The Gregorian calendar is a solar calendar and the most widely used calendar in the world. It was created towards the end of the 16th century by a reform of the Julian calendar. It is named after Pope Gregory XIII, who decreed it 1582 with a papal bull.
According to this calendar, the average length of the year is 365.2425 days; thus it is more precise than the 365.25 days of the Julian calendar.
Its years regularly comprise 365 days, which in turn are divided into 12 months of varying lengths. Most months have 30 or 31 days, with one month (February) having only 28 days. Every four years, a leap year is inserted in which February is 29 days long – so the leap year has 366 days.
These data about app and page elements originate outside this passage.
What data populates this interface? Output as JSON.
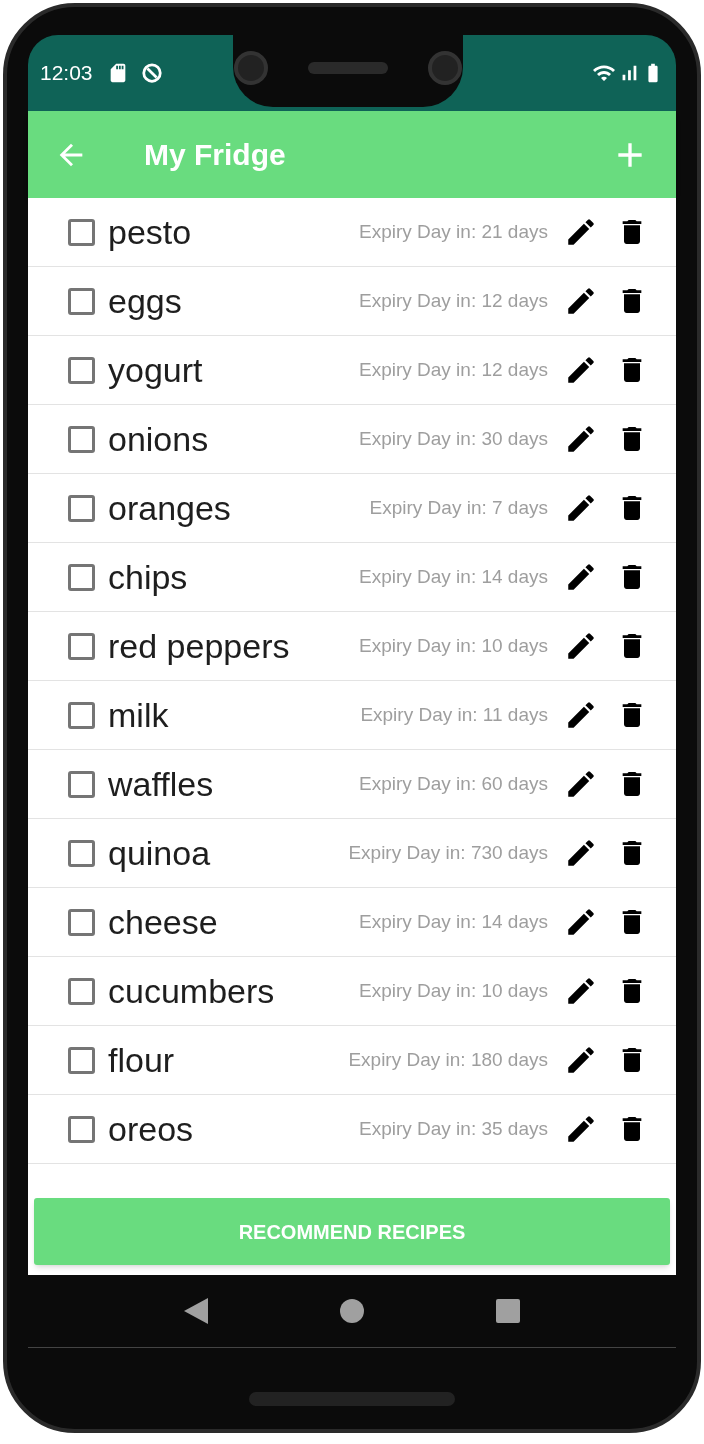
{
  "status_bar": {
    "time": "12:03"
  },
  "app_bar": {
    "title": "My Fridge"
  },
  "items": [
    {
      "name": "pesto",
      "expiry": "Expiry Day in: 21 days",
      "checked": false
    },
    {
      "name": "eggs",
      "expiry": "Expiry Day in: 12 days",
      "checked": false
    },
    {
      "name": "yogurt",
      "expiry": "Expiry Day in: 12 days",
      "checked": false
    },
    {
      "name": "onions",
      "expiry": "Expiry Day in: 30 days",
      "checked": false
    },
    {
      "name": "oranges",
      "expiry": "Expiry Day in: 7 days",
      "checked": false
    },
    {
      "name": "chips",
      "expiry": "Expiry Day in: 14 days",
      "checked": false
    },
    {
      "name": "red peppers",
      "expiry": "Expiry Day in: 10 days",
      "checked": false
    },
    {
      "name": "milk",
      "expiry": "Expiry Day in: 11 days",
      "checked": false
    },
    {
      "name": "waffles",
      "expiry": "Expiry Day in: 60 days",
      "checked": false
    },
    {
      "name": "quinoa",
      "expiry": "Expiry Day in: 730 days",
      "checked": false
    },
    {
      "name": "cheese",
      "expiry": "Expiry Day in: 14 days",
      "checked": false
    },
    {
      "name": "cucumbers",
      "expiry": "Expiry Day in: 10 days",
      "checked": false
    },
    {
      "name": "flour",
      "expiry": "Expiry Day in: 180 days",
      "checked": false
    },
    {
      "name": "oreos",
      "expiry": "Expiry Day in: 35 days",
      "checked": false
    }
  ],
  "button": "RECOMMEND RECIPES"
}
The year 2100 is a special case according to the Gregorian calendar; it is exceptionally not a leap year.